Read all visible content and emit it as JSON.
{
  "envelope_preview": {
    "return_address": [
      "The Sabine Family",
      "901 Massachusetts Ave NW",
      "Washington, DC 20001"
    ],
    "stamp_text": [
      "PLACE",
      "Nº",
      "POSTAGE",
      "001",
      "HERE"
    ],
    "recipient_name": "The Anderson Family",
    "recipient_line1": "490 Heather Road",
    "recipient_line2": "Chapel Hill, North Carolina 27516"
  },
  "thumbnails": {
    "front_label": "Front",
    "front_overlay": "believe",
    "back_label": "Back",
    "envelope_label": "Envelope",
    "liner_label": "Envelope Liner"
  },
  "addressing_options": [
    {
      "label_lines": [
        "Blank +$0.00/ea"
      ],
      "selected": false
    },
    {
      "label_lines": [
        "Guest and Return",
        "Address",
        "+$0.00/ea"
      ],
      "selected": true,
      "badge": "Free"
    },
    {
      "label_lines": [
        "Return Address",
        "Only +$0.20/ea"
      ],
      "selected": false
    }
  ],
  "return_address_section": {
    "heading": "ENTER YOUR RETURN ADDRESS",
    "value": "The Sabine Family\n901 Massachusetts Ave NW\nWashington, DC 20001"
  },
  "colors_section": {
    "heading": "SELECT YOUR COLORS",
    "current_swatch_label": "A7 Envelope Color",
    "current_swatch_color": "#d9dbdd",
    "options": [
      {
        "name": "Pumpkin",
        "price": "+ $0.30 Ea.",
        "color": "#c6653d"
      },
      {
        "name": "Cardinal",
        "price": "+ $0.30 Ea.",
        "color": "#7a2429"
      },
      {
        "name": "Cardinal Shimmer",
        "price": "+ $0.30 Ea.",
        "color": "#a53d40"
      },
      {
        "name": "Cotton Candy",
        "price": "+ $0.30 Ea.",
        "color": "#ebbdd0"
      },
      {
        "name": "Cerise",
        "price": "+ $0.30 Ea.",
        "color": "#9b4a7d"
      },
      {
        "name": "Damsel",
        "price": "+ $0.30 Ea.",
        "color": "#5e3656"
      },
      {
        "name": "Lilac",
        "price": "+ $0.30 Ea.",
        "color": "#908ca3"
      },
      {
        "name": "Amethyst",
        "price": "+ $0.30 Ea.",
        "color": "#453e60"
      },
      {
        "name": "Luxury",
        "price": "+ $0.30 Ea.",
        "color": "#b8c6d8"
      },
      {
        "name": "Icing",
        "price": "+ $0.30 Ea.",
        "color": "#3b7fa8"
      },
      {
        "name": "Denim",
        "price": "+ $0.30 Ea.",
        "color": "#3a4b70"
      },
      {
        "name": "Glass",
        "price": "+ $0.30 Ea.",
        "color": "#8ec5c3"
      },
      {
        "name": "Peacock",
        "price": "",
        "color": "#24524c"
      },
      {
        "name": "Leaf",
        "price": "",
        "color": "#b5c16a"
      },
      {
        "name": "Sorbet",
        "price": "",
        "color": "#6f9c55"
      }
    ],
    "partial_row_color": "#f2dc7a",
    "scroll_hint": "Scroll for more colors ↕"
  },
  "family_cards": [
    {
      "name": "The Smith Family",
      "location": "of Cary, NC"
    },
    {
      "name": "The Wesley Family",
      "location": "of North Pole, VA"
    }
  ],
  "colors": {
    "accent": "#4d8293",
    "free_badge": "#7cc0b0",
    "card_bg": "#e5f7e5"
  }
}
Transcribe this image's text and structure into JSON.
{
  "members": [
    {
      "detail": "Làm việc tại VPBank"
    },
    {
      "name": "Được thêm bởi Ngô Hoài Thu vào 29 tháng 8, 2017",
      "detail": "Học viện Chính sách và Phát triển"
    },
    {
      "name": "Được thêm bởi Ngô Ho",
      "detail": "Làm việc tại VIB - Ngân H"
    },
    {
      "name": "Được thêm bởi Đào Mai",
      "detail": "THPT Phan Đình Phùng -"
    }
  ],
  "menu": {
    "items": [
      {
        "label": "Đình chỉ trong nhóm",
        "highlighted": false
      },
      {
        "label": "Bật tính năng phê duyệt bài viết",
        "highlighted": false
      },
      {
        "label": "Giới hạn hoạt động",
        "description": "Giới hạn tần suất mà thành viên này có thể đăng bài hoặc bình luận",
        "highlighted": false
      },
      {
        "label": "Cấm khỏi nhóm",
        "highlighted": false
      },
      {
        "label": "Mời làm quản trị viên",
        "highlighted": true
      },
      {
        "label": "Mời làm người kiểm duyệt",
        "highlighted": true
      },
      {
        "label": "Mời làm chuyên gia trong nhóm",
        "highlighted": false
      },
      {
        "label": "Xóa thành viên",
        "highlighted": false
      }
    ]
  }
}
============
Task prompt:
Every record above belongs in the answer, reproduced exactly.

Solution for this task:
Read all visible content and emit it as JSON.
{
  "envelope_preview": {
    "return_address": [
      "The Sabine Family",
      "901 Massachusetts Ave NW",
      "Washington, DC 20001"
    ],
    "stamp_text": [
      "PLACE",
      "Nº",
      "POSTAGE",
      "001",
      "HERE"
    ],
    "recipient_name": "The Anderson Family",
    "recipient_line1": "490 Heather Road",
    "recipient_line2": "Chapel Hill, North Carolina 27516"
  },
  "thumbnails": {
    "front_label": "Front",
    "front_overlay": "believe",
    "back_label": "Back",
    "envelope_label": "Envelope",
    "liner_label": "Envelope Liner"
  },
  "addressing_options": [
    {
      "label_lines": [
        "Blank +$0.00/ea"
      ],
      "selected": false
    },
    {
      "label_lines": [
        "Guest and Return",
        "Address",
        "+$0.00/ea"
      ],
      "selected": true,
      "badge": "Free"
    },
    {
      "label_lines": [
        "Return Address",
        "Only +$0.20/ea"
      ],
      "selected": false
    }
  ],
  "return_address_section": {
    "heading": "ENTER YOUR RETURN ADDRESS",
    "value": "The Sabine Family\n901 Massachusetts Ave NW\nWashington, DC 20001"
  },
  "colors_section": {
    "heading": "SELECT YOUR COLORS",
    "current_swatch_label": "A7 Envelope Color",
    "current_swatch_color": "#d9dbdd",
    "options": [
      {
        "name": "Pumpkin",
        "price": "+ $0.30 Ea.",
        "color": "#c6653d"
      },
      {
        "name": "Cardinal",
        "price": "+ $0.30 Ea.",
        "color": "#7a2429"
      },
      {
        "name": "Cardinal Shimmer",
        "price": "+ $0.30 Ea.",
        "color": "#a53d40"
      },
      {
        "name": "Cotton Candy",
        "price": "+ $0.30 Ea.",
        "color": "#ebbdd0"
      },
      {
        "name": "Cerise",
        "price": "+ $0.30 Ea.",
        "color": "#9b4a7d"
      },
      {
        "name": "Damsel",
        "price": "+ $0.30 Ea.",
        "color": "#5e3656"
      },
      {
        "name": "Lilac",
        "price": "+ $0.30 Ea.",
        "color": "#908ca3"
      },
      {
        "name": "Amethyst",
        "price": "+ $0.30 Ea.",
        "color": "#453e60"
      },
      {
        "name": "Luxury",
        "price": "+ $0.30 Ea.",
        "color": "#b8c6d8"
      },
      {
        "name": "Icing",
        "price": "+ $0.30 Ea.",
        "color": "#3b7fa8"
      },
      {
        "name": "Denim",
        "price": "+ $0.30 Ea.",
        "color": "#3a4b70"
      },
      {
        "name": "Glass",
        "price": "+ $0.30 Ea.",
        "color": "#8ec5c3"
      },
      {
        "name": "Peacock",
        "price": "",
        "color": "#24524c"
      },
      {
        "name": "Leaf",
        "price": "",
        "color": "#b5c16a"
      },
      {
        "name": "Sorbet",
        "price": "",
        "color": "#6f9c55"
      }
    ],
    "partial_row_color": "#f2dc7a",
    "scroll_hint": "Scroll for more colors ↕"
  },
  "family_cards": [
    {
      "name": "The Smith Family",
      "location": "of Cary, NC"
    },
    {
      "name": "The Wesley Family",
      "location": "of North Pole, VA"
    }
  ],
  "colors": {
    "accent": "#4d8293",
    "free_badge": "#7cc0b0",
    "card_bg": "#e5f7e5"
  }
}
Transcribe this image's text and structure into JSON.
{
  "members": [
    {
      "detail": "Làm việc tại VPBank"
    },
    {
      "name": "Được thêm bởi Ngô Hoài Thu vào 29 tháng 8, 2017",
      "detail": "Học viện Chính sách và Phát triển"
    },
    {
      "name": "Được thêm bởi Ngô Ho",
      "detail": "Làm việc tại VIB - Ngân H"
    },
    {
      "name": "Được thêm bởi Đào Mai",
      "detail": "THPT Phan Đình Phùng -"
    }
  ],
  "menu": {
    "items": [
      {
        "label": "Đình chỉ trong nhóm",
        "highlighted": false
      },
      {
        "label": "Bật tính năng phê duyệt bài viết",
        "highlighted": false
      },
      {
        "label": "Giới hạn hoạt động",
        "description": "Giới hạn tần suất mà thành viên này có thể đăng bài hoặc bình luận",
        "highlighted": false
      },
      {
        "label": "Cấm khỏi nhóm",
        "highlighted": false
      },
      {
        "label": "Mời làm quản trị viên",
        "highlighted": true
      },
      {
        "label": "Mời làm người kiểm duyệt",
        "highlighted": true
      },
      {
        "label": "Mời làm chuyên gia trong nhóm",
        "highlighted": false
      },
      {
        "label": "Xóa thành viên",
        "highlighted": false
      }
    ]
  }
}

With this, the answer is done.